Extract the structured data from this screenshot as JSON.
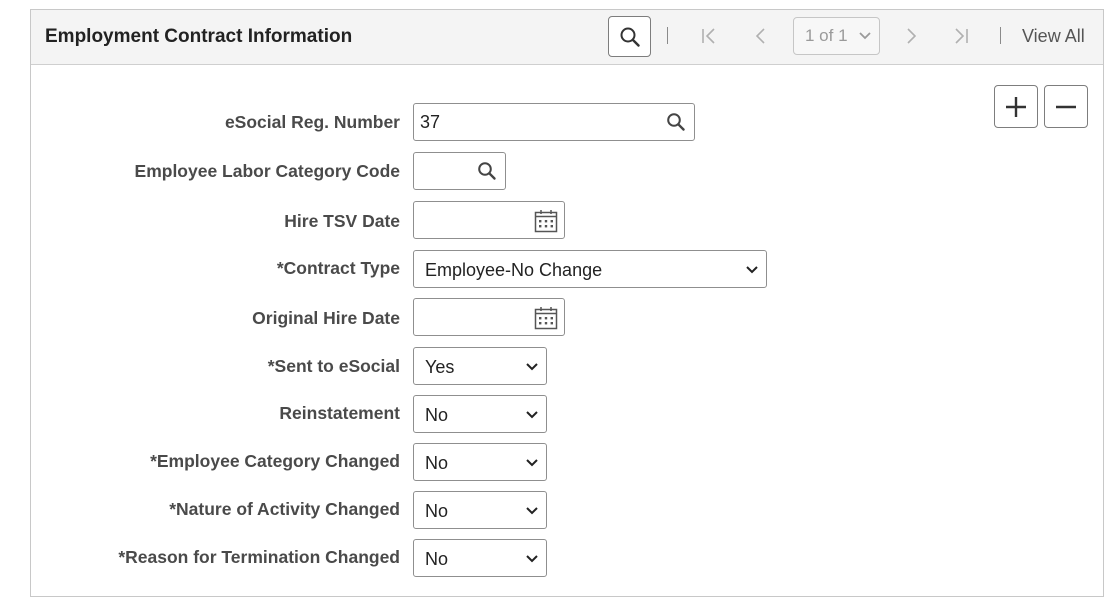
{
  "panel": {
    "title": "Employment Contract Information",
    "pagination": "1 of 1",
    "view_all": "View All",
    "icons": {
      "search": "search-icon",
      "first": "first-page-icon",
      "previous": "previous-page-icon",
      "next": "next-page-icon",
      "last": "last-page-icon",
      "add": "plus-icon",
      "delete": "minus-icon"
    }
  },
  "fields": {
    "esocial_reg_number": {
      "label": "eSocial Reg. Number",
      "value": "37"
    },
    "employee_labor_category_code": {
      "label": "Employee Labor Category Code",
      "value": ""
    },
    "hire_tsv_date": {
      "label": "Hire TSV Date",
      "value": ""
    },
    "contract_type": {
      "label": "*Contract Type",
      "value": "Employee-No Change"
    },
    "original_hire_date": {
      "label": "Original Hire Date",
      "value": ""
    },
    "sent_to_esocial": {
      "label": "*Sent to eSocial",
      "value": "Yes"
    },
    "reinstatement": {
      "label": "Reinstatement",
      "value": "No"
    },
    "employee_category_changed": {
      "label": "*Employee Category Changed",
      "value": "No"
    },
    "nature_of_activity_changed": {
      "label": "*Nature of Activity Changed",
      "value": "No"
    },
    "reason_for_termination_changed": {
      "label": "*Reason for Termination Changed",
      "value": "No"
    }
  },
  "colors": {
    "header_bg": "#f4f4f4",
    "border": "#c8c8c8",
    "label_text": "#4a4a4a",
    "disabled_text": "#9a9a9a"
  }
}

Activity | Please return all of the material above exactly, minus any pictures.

Solved exercise |
Extract the structured data from this screenshot as JSON.
{
  "panel": {
    "title": "Employment Contract Information",
    "pagination": "1 of 1",
    "view_all": "View All",
    "icons": {
      "search": "search-icon",
      "first": "first-page-icon",
      "previous": "previous-page-icon",
      "next": "next-page-icon",
      "last": "last-page-icon",
      "add": "plus-icon",
      "delete": "minus-icon"
    }
  },
  "fields": {
    "esocial_reg_number": {
      "label": "eSocial Reg. Number",
      "value": "37"
    },
    "employee_labor_category_code": {
      "label": "Employee Labor Category Code",
      "value": ""
    },
    "hire_tsv_date": {
      "label": "Hire TSV Date",
      "value": ""
    },
    "contract_type": {
      "label": "*Contract Type",
      "value": "Employee-No Change"
    },
    "original_hire_date": {
      "label": "Original Hire Date",
      "value": ""
    },
    "sent_to_esocial": {
      "label": "*Sent to eSocial",
      "value": "Yes"
    },
    "reinstatement": {
      "label": "Reinstatement",
      "value": "No"
    },
    "employee_category_changed": {
      "label": "*Employee Category Changed",
      "value": "No"
    },
    "nature_of_activity_changed": {
      "label": "*Nature of Activity Changed",
      "value": "No"
    },
    "reason_for_termination_changed": {
      "label": "*Reason for Termination Changed",
      "value": "No"
    }
  },
  "colors": {
    "header_bg": "#f4f4f4",
    "border": "#c8c8c8",
    "label_text": "#4a4a4a",
    "disabled_text": "#9a9a9a"
  }
}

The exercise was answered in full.